(Exercise data)
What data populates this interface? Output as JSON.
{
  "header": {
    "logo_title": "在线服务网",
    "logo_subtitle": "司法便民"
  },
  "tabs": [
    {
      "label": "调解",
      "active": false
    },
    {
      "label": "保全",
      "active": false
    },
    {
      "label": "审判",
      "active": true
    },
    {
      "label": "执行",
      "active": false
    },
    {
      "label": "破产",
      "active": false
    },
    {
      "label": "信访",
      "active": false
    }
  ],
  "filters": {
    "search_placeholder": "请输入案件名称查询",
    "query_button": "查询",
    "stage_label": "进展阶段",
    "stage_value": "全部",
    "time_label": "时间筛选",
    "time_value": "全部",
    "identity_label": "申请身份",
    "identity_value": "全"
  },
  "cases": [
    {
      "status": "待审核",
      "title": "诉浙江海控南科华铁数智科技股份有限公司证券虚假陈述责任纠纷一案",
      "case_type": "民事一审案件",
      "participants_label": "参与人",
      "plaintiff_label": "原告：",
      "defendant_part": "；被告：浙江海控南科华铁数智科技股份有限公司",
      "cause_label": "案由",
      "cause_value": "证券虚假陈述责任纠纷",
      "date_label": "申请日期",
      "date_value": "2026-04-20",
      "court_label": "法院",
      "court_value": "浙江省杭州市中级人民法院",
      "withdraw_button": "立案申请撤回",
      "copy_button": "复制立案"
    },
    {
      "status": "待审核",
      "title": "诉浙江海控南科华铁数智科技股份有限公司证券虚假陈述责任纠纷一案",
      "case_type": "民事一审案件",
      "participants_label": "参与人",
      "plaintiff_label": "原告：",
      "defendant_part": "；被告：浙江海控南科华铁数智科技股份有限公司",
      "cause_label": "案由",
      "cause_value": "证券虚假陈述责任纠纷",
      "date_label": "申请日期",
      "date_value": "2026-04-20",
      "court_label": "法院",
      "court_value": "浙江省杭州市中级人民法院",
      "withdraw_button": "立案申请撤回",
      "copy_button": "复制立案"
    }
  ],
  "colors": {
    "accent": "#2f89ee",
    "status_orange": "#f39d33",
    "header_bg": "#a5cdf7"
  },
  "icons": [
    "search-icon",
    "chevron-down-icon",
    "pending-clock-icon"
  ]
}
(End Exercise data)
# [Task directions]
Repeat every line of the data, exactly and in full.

# [Solution to the problem]
What data populates this interface? Output as JSON.
{
  "header": {
    "logo_title": "在线服务网",
    "logo_subtitle": "司法便民"
  },
  "tabs": [
    {
      "label": "调解",
      "active": false
    },
    {
      "label": "保全",
      "active": false
    },
    {
      "label": "审判",
      "active": true
    },
    {
      "label": "执行",
      "active": false
    },
    {
      "label": "破产",
      "active": false
    },
    {
      "label": "信访",
      "active": false
    }
  ],
  "filters": {
    "search_placeholder": "请输入案件名称查询",
    "query_button": "查询",
    "stage_label": "进展阶段",
    "stage_value": "全部",
    "time_label": "时间筛选",
    "time_value": "全部",
    "identity_label": "申请身份",
    "identity_value": "全"
  },
  "cases": [
    {
      "status": "待审核",
      "title": "诉浙江海控南科华铁数智科技股份有限公司证券虚假陈述责任纠纷一案",
      "case_type": "民事一审案件",
      "participants_label": "参与人",
      "plaintiff_label": "原告：",
      "defendant_part": "；被告：浙江海控南科华铁数智科技股份有限公司",
      "cause_label": "案由",
      "cause_value": "证券虚假陈述责任纠纷",
      "date_label": "申请日期",
      "date_value": "2026-04-20",
      "court_label": "法院",
      "court_value": "浙江省杭州市中级人民法院",
      "withdraw_button": "立案申请撤回",
      "copy_button": "复制立案"
    },
    {
      "status": "待审核",
      "title": "诉浙江海控南科华铁数智科技股份有限公司证券虚假陈述责任纠纷一案",
      "case_type": "民事一审案件",
      "participants_label": "参与人",
      "plaintiff_label": "原告：",
      "defendant_part": "；被告：浙江海控南科华铁数智科技股份有限公司",
      "cause_label": "案由",
      "cause_value": "证券虚假陈述责任纠纷",
      "date_label": "申请日期",
      "date_value": "2026-04-20",
      "court_label": "法院",
      "court_value": "浙江省杭州市中级人民法院",
      "withdraw_button": "立案申请撤回",
      "copy_button": "复制立案"
    }
  ],
  "colors": {
    "accent": "#2f89ee",
    "status_orange": "#f39d33",
    "header_bg": "#a5cdf7"
  },
  "icons": [
    "search-icon",
    "chevron-down-icon",
    "pending-clock-icon"
  ]
}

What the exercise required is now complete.